Go through the data below. Pull out every line that has the word "JSON".

:: Supplied data

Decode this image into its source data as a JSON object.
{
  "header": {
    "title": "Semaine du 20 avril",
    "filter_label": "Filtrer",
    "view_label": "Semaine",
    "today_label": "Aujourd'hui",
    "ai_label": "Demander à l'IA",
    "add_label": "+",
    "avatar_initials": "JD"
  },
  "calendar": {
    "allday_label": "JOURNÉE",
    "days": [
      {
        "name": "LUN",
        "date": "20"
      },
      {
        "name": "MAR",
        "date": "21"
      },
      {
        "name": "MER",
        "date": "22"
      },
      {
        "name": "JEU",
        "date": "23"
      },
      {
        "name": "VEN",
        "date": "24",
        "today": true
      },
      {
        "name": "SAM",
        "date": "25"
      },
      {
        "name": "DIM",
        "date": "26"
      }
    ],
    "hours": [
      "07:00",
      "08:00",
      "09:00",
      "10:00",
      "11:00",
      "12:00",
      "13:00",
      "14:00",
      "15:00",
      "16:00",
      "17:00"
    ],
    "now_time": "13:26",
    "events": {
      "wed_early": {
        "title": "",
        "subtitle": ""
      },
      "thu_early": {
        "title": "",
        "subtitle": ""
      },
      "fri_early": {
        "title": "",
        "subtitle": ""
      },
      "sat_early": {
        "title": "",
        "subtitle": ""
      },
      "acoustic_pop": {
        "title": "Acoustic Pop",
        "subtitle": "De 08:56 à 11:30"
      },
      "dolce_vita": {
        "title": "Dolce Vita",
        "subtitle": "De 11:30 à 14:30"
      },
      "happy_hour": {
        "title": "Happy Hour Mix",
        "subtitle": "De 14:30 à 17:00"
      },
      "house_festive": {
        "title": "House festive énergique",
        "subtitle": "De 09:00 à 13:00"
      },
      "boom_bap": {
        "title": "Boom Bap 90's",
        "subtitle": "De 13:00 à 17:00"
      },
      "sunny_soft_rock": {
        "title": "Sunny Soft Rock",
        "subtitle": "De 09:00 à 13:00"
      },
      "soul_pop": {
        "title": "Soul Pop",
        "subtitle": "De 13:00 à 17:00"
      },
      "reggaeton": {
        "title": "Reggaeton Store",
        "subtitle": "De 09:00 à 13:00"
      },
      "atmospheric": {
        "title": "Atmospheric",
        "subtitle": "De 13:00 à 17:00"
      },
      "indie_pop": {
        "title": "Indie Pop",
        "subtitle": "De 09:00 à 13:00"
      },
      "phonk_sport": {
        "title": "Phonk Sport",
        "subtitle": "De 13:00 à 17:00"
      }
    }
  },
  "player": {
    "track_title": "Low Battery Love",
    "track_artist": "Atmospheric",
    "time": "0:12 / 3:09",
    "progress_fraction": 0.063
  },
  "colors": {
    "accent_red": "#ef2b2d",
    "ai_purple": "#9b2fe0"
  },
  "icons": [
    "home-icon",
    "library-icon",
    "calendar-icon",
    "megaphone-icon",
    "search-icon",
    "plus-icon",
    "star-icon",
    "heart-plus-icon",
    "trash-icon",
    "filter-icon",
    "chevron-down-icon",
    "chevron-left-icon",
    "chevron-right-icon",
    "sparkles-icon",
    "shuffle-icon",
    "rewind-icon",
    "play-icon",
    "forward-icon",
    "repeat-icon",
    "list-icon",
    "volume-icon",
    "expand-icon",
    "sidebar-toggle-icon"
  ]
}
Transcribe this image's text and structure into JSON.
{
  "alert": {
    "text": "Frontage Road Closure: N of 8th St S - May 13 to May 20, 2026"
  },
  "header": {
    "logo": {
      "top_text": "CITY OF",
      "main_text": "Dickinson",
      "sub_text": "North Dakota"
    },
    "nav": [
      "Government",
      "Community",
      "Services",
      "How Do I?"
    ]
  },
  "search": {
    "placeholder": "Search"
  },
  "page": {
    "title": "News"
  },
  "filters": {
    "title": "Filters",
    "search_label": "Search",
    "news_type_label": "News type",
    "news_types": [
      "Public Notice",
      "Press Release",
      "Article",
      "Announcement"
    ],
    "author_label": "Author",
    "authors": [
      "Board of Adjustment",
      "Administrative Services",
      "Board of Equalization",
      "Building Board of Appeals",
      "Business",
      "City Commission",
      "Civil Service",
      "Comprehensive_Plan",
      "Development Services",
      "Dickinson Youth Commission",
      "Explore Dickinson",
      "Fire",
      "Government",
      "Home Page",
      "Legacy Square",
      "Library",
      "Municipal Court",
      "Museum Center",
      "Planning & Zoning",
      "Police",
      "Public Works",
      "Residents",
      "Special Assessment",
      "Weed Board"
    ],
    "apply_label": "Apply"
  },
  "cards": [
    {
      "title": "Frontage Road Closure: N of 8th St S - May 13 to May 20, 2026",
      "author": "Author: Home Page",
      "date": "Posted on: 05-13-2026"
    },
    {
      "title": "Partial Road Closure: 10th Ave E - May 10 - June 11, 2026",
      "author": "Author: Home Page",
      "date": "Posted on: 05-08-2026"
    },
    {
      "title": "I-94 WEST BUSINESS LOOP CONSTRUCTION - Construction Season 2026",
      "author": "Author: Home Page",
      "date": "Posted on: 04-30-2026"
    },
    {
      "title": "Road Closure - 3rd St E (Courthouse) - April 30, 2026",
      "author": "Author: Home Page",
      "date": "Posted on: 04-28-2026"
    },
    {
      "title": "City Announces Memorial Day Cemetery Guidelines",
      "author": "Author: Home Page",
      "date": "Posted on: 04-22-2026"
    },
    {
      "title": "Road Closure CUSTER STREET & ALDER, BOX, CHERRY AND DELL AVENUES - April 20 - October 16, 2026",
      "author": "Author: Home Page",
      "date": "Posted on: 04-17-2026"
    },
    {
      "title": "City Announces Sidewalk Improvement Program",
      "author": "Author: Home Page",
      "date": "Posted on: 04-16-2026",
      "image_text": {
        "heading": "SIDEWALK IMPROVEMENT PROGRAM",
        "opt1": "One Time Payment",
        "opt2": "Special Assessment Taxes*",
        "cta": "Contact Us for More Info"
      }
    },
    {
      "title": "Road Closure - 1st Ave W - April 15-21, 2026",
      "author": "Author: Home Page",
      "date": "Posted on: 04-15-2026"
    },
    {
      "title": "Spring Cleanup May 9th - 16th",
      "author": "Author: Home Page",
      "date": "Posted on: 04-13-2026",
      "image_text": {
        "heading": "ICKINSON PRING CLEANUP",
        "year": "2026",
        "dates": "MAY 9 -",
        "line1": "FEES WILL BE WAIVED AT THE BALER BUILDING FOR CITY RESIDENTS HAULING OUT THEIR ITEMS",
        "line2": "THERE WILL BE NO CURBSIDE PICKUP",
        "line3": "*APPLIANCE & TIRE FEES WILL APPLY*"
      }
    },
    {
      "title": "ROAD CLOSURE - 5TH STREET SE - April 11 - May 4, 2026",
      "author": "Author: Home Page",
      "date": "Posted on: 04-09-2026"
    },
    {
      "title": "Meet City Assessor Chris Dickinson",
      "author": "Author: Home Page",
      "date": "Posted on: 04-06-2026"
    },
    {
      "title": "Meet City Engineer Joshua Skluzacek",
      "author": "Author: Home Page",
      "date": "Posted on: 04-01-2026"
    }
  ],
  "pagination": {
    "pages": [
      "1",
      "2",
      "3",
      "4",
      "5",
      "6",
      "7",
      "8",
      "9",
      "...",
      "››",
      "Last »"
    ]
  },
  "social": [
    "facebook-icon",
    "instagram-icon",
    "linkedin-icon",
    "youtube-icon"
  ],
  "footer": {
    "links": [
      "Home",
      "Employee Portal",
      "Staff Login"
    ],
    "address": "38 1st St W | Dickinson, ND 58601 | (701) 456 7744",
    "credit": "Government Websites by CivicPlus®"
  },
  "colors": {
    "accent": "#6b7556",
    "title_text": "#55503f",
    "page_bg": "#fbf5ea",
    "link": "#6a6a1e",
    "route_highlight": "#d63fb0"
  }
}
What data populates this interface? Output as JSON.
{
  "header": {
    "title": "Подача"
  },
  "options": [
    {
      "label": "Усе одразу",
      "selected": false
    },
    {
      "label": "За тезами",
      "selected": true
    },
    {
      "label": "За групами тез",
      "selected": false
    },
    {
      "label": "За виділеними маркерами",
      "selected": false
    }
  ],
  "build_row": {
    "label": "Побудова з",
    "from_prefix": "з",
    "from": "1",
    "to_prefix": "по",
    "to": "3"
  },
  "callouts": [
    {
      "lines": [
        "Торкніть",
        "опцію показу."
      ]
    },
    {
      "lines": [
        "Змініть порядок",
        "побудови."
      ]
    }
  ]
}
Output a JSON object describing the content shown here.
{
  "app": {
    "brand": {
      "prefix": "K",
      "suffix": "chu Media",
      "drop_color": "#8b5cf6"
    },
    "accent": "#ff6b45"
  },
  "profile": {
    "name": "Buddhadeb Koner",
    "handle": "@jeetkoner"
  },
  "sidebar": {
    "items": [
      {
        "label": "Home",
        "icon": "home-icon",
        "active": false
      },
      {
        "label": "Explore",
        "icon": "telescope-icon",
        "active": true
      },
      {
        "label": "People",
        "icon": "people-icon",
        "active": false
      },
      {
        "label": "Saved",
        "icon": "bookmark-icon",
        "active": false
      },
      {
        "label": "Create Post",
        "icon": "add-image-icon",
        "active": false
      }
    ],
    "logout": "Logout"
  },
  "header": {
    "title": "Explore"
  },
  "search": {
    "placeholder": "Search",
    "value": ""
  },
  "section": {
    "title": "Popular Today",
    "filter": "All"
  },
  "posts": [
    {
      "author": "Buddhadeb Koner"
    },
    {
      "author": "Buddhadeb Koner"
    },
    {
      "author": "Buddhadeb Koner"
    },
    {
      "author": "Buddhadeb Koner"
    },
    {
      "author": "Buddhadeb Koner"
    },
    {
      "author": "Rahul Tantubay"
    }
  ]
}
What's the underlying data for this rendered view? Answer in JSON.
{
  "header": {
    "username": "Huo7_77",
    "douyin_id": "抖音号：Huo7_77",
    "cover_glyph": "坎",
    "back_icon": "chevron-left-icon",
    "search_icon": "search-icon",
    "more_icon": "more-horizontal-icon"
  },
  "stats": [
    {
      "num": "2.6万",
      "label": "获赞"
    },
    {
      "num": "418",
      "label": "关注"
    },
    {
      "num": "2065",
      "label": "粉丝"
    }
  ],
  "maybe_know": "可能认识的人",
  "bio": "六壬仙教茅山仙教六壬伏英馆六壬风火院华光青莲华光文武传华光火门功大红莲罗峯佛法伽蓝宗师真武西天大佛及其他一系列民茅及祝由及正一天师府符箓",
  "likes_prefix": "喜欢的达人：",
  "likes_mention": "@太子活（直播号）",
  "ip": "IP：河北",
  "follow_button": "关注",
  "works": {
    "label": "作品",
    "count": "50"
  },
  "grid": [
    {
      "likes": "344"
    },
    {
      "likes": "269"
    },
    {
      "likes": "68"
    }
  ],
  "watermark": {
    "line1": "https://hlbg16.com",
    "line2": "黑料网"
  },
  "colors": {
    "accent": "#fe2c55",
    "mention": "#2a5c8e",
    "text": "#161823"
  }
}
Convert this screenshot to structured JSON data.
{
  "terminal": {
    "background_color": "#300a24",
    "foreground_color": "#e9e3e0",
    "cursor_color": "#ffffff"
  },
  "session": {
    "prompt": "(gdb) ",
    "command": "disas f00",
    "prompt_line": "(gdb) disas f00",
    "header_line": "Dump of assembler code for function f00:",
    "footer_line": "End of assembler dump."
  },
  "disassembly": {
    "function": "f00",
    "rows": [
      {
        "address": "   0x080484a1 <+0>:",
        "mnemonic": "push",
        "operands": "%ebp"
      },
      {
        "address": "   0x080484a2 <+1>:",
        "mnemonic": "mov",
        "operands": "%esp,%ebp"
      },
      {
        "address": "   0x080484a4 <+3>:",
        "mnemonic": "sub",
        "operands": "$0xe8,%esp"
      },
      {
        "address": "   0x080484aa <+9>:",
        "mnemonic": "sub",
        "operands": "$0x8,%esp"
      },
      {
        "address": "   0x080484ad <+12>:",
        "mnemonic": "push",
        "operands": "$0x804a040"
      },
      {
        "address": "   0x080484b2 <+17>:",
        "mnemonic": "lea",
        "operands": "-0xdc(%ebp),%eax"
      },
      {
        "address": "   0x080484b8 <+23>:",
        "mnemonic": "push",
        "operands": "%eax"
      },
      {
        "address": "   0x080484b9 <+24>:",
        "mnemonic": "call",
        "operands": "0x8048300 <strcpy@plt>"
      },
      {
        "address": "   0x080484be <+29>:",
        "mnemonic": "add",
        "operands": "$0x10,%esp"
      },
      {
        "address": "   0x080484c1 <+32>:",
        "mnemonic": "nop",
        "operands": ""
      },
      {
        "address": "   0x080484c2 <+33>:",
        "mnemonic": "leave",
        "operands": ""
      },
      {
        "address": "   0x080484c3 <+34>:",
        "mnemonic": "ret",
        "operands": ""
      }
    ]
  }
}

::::

| Answer box |
Decode this image into its source data as a JSON object.
Transcribe this image's text and structure into JSON.
What data populates this interface? Output as JSON.
Output a JSON object describing the content shown here.
What's the underlying data for this rendered view? Answer in JSON.
Convert this screenshot to structured JSON data.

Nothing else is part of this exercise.